Your assignment
Report each line of the records below that uses the word "Assets".

Collected data entries:
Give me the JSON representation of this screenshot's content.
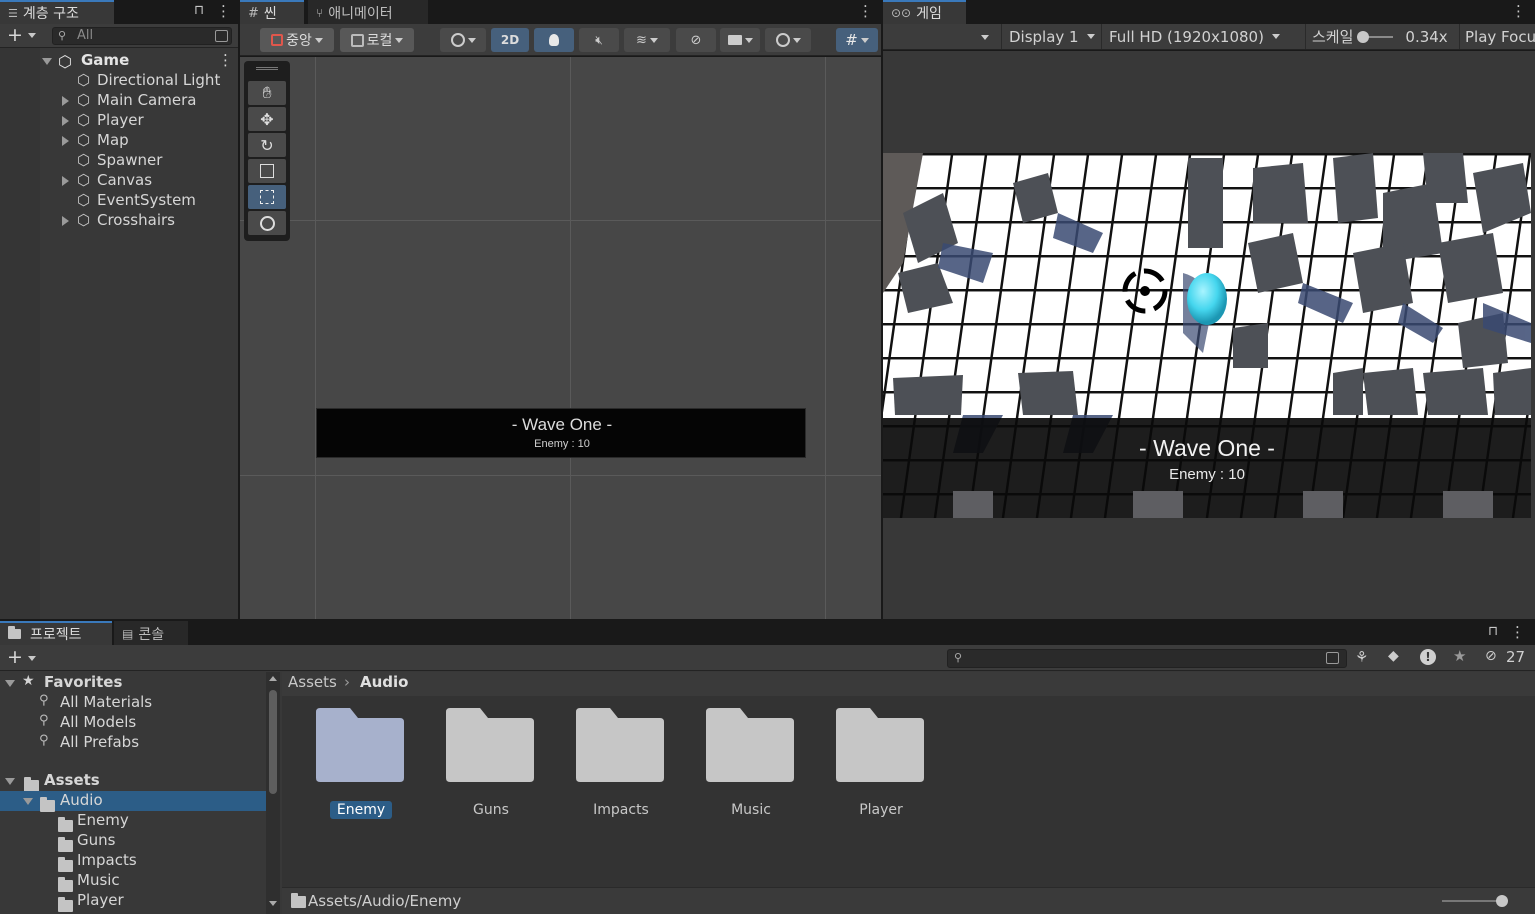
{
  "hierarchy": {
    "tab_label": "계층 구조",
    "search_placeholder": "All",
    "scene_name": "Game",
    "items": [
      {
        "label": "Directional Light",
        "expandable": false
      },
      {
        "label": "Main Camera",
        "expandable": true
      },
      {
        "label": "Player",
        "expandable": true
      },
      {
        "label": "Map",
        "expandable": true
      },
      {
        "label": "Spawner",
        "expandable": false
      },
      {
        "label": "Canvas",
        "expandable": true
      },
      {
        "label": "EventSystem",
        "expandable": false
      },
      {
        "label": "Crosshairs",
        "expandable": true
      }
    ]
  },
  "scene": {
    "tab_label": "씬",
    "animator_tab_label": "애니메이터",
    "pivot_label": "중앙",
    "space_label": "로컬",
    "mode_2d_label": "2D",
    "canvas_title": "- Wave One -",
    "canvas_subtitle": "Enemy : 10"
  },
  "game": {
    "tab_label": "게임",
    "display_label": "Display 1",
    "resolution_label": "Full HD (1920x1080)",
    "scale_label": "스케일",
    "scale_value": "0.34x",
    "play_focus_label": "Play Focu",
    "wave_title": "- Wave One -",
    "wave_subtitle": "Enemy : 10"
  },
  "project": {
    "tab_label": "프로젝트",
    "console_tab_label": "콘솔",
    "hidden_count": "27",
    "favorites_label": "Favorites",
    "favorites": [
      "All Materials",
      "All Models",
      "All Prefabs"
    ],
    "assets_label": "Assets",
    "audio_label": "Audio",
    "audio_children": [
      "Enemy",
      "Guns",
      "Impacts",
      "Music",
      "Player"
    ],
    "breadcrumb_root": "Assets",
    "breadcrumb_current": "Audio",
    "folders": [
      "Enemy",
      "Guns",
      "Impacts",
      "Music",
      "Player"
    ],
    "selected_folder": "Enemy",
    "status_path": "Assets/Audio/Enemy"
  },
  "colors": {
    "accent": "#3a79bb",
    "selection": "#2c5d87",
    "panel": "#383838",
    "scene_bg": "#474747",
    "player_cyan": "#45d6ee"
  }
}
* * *
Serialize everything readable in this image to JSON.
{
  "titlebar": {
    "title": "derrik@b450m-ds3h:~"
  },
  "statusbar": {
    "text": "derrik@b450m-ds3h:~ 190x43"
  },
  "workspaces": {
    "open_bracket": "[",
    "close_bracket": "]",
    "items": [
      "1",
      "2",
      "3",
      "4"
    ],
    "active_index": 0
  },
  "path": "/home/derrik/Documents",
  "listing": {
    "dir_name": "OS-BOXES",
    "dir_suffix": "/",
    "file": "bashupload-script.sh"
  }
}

Answer space
    "assets_label": "Assets",
    "breadcrumb_root": "Assets",
    "status_path": "Assets/Audio/Enemy"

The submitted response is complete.